Dates and times: March 26 and April 2, 11am-2pm.
Journalist Eric Reidy and Anthropology PhD Candidate Darius Bittle-Dockery will share insights and engage students and alumni in an informal discussion about the health, economic, and social toll of the COVID-19 pandemic and access to chronic health care on displaced people around the world. Eric Reidy is Migration Editor-at-large for the online news website The New Humanitarian, and Darius Bittle-Dockery is a Medical Anthropology PhD candidate at Pitt who has conducted extensive research on refugee health in Jordan. The discussion will be moderated by GSC's own Elaine Linn and Bethany Flage, PhD candidate in the Department of Infectious Diseases and Microbiology at the Graduate School of Public Health and current president of the Global Health Student Association.
Join the Pitt German Club every Friday at 3PM to practice your German language skills and learn about different aspects of German culture!
Zoom ID: 950 0542 1812
What was the nature of 'the book' on the Silk Road? How can we move beyond Eurocentric terminology toward an organically Eurasian codicology? This workshop introduces scholars to the study of manuscripts, posing fundamental questions about what we can learn from this field in a Eurasian context.
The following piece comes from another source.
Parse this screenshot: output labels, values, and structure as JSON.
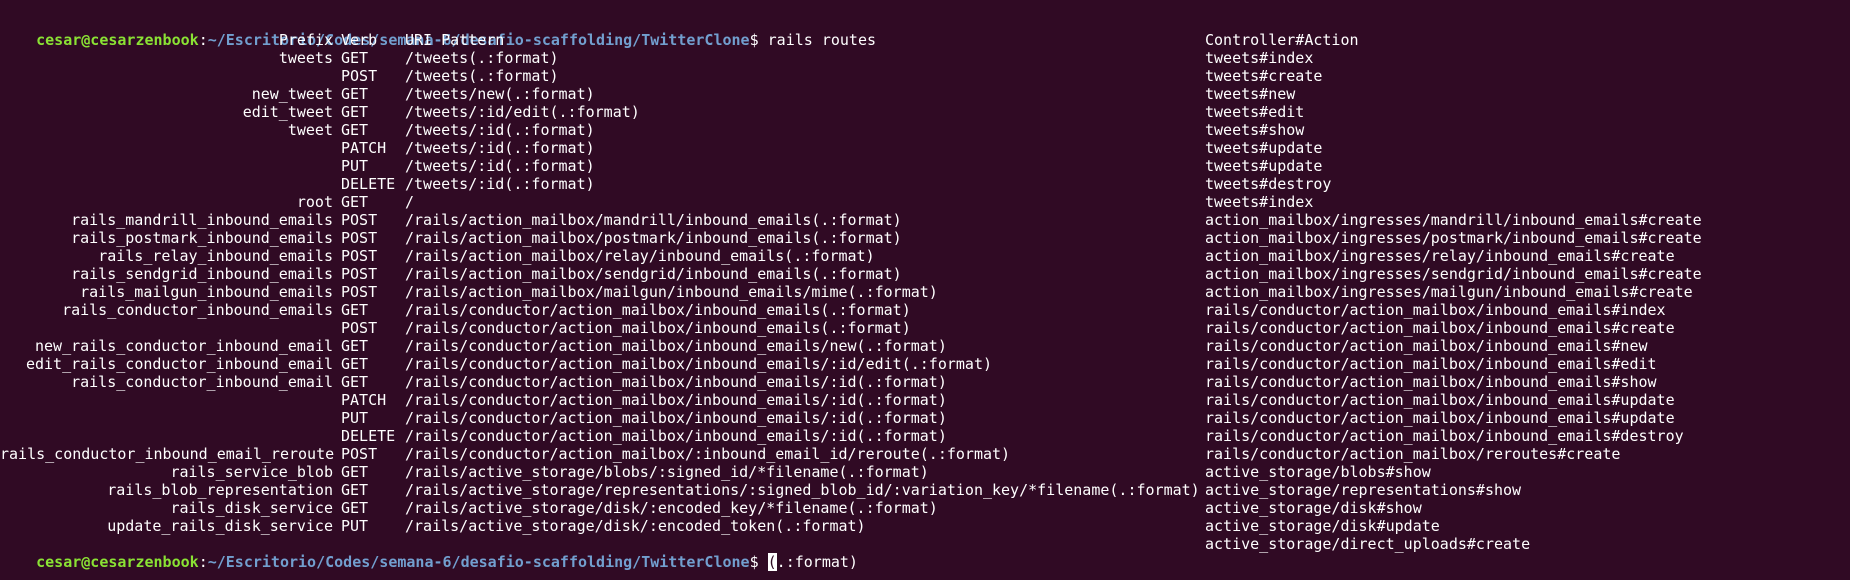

PLEASE NOTE that registrations are limited and will be confirmed on a first-come, first-serve basis for Ph.D. students and faculty who work on Eurasia and can meet the language prerequisites specific to each topic.
Participants should have some facility in a relevant premodern language
Curator of Rare Books and History of Printing
UCLA Library Special Collections
History of Art and Architecture
University of Pittsburgh
The University Center for International Studies (UCIS), with funding from Pitt?s Title VI National Resource Centers, has embarked on a four year initiative to increase the number of FLAC courses offered on campus. Dr. Deborah Reisinger?s presentation will help prospective instructors and students understand what FLAC is and why it is important. After the presentation, information about current FLAC courses at Pitt and successful strategies for developing new courses (including language ?trailers?) will be shared.
Dr. Deborah Reisinger
Associate Professor of the Practice in French, and Director of Language Outreach initiatives, Duke University
Deborah establishes connections between language proficiency and the disciplines. She is the author of numerous articles on language pedagogy, French for the Professions, and intercultural competence. She chairs the World Languages Advisory Committee to the College Board and is co-chair of the AP French Language and Culture Exam development committee.
Join Panoramas interns as they explore the history and current status of Puerto Rico's status in the United States. From pre-colonial history to current legislation, Abby, Bridget, Isabel, and Katie will cover independence, statehood, and economic development.
Registration required: https://tinyurl.com/pipr40221
Join Global Ties and the Global Hub for casual dinner and game night on Friday, April 2nd from 6-7:30PM ET. This will be a chance for international and domestic students to chat and meet new friends at Pitt!
We will eat together and chat over Zoom from 6-6:30PM before moving into our games using Backyard.co. Students who are located in the U.S. will get a $15 Grubhub credit for dinner on us!
Register by 11:59PMET on Monday, March 29th.